Dan Shelley, the executive director and chief operating officer of the Radio Television Digital News Association (RTDNA), said while all the attacks on journalists were “outrageous and unacceptable” that he was particularly upset about the Minneapolis incidents that happened after the governor made his reassurances.
“They started deliberately attacking journalists who were clearly identifiable and identifying themselves as journalists,” Shelley said. “We’ve heard a number of instances of police officers, either through their words or actions, saying that they just didn’t care. To be a journalist in the Twin Cities last night, particularly in Minneapolis, if you were just arrested, you were lucky.”
Minneapolis Star Tribune reporter Chris Serres tweeted Sunday that he was twice ordered at gunpoint to hit the ground.
Serres wrote that he was, “Warned that if I moved “an inch” I’d be shot. This after being teargassed and hit in groin area by rubber bullet. Waiving a Star Tribune press badge made no difference.”
It Wasn’t Just Minneapolis Where Reporters Found Themselves in Harm’s Way
His Star Tribune colleague Ryan Faircloth’s car was also hit by what were “likely rubber bullets,” which shattered his window and left him with cuts on his arm and brow.
Los Angeles Times reporter Molly Hennessey-Fiske said in a video message on Twitter that she and about a dozen other press had identified themselves as such and that Minnesota State Patrol officers still “fired tear gun cannisters on us at point blank range.”
Hennessey-Fiske said she got hit in the leg. She said she asked the officers where they should go but they didn’t give the reporters any direction.
“They just fired on us,” she said.
It wasn’t just Minneapolis where reporters found themselves in harm’s way. Saturday there were journalist injuries reported in cities like New York, Chicago, Washington D.C., Pittsburgh, Los Angeles, Philadelphia, San Diego, Detroit, and Denver. Although the situation is fluid and developing, the RTDNA has counted more than 60 incidents across the country in the past 48 hours in which reporters have been, “injured, assaulted or harassed by either protesters or police officers.”
In Chicago, Vice reporter Michael Adams had a similar interaction to Velshi and Hennessey-Fiske when police raided the gas station he and his crew were sheltering at and said they “didn’t care” that they were press.

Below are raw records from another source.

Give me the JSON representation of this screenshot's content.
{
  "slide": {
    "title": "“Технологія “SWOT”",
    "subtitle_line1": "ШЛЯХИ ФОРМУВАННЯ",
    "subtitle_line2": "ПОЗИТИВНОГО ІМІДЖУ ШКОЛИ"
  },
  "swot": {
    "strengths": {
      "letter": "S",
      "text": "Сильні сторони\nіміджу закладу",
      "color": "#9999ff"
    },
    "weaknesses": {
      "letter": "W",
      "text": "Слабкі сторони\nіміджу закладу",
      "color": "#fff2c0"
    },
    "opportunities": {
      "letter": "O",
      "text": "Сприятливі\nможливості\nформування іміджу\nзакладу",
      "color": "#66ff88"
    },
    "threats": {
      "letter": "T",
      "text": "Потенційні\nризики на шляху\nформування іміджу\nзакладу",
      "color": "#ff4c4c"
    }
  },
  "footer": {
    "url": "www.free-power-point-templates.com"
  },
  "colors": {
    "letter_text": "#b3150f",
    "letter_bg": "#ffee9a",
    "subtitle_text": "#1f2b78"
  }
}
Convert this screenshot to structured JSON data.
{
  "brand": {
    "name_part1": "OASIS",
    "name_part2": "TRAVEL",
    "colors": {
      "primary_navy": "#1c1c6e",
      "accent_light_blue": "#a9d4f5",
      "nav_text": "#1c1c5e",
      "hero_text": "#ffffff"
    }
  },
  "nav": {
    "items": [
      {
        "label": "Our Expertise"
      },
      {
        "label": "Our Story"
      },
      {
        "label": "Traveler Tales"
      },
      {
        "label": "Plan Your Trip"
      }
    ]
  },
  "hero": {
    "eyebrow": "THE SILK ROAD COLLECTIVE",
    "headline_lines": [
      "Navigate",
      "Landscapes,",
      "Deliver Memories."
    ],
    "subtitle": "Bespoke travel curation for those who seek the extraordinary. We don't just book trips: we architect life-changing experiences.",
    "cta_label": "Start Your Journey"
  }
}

“After shouting press multiple times and raising my press card in the air, I was thrown to the ground,” Adams wrote on Twitter. “Then another cop came up and peppered sprayed me in the face while I was being held down.”
Huffington Post reporter Christopher Mathais was arrested Saturday while covering protests in New York.
CNN commentator Keith Boykin was also arrested by the NYPD Saturday after he identified himself as press.
In Los Angeles, Lexis-Olivier Ray said an LAPD officer hit him in the stomach after he’d identified himself as a journalist “multiple times.”
Since the Protests Began, Eight AP Journalists Have Been Hurt
In Washington D.C., Huffington Post reporter Philip Lewis tweeted that he was hit in the leg with rubber bullets.
Detroit Free Press news director Jim Schaefer said several of their journalists showing their media badges were pepper-sprayed by Detroit police.
Sunday, he reflected that he’ll, “Never truly know if we were intentionally targeted or not. I’ll just say we were not doing anything wrong as we were in an area under curfew.”
Since the protests began, eight AP journalists have been hurt, though none seriously. Three have been hit by rubber bullets, one was punched, another was knocked down and others fell.
The acts of violence and deliberate harassment are further distressing to Shelley because it’s distracting from the real story.
“Journalists shouldn’t be the story,” Shelley said. “It is calamitous to see all of these journalists who are merely serving the public by covering these incidents of civil unrest being wantonly attacked…Journalists are representatives of the public and are there to serve the public and to tell the stories of the protesters and of the elected and other public officials trying to deal with the situation.”
He added: “It is really harming the public at large, not just the journalist. It’s interfering with their ability to be eyewitnesses and chroniclers of what’s occurring in this country right now.”